### PROBLEM
Go through the records below and copy out every line that contains the word "label".

Page and application data records

************

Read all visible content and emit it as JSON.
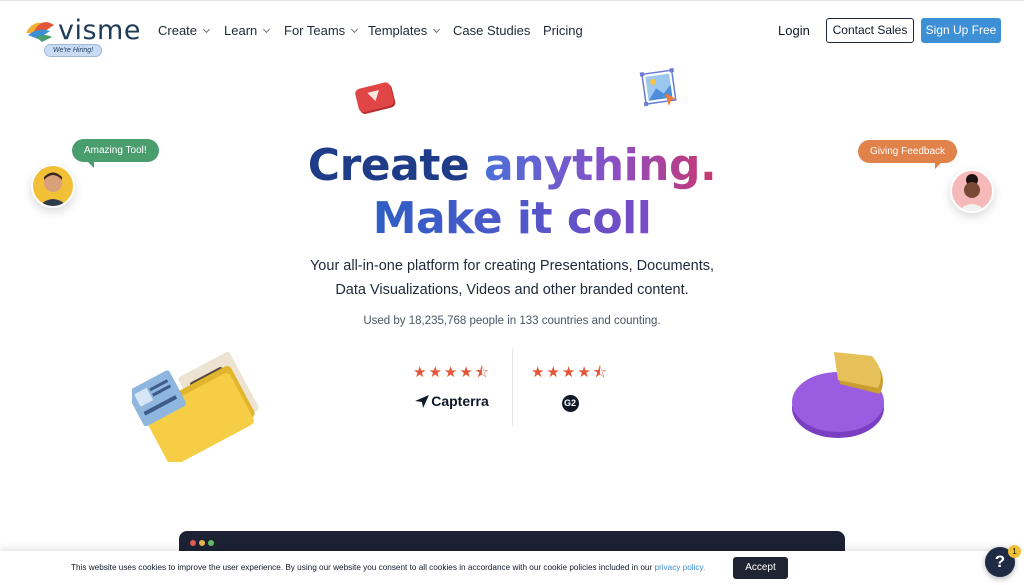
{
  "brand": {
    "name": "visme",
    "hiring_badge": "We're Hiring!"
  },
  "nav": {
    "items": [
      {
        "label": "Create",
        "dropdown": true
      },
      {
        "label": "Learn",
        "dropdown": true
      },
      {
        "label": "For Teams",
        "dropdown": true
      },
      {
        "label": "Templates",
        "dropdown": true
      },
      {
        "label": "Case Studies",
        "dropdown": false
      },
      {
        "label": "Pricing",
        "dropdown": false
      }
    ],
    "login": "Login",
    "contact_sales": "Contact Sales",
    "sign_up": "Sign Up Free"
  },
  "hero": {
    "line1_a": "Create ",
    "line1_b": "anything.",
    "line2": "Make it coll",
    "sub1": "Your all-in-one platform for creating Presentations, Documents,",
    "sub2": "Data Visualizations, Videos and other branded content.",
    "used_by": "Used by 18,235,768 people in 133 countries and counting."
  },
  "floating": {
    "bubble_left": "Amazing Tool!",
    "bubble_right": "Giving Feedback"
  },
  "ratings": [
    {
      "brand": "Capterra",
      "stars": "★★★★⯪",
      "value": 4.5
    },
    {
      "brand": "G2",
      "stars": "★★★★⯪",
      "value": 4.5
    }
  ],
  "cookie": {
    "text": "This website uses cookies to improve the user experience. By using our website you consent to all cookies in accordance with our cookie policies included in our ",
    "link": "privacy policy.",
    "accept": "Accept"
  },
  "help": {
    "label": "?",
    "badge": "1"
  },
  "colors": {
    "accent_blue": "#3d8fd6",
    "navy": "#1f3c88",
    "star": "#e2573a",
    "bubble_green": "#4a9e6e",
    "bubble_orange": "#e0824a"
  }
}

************

### TASK RESPONSE
        "label": "Create",
        "label": "Learn",
        "label": "For Teams",
        "label": "Templates",
        "label": "Case Studies",
        "label": "Pricing",
    "label": "?",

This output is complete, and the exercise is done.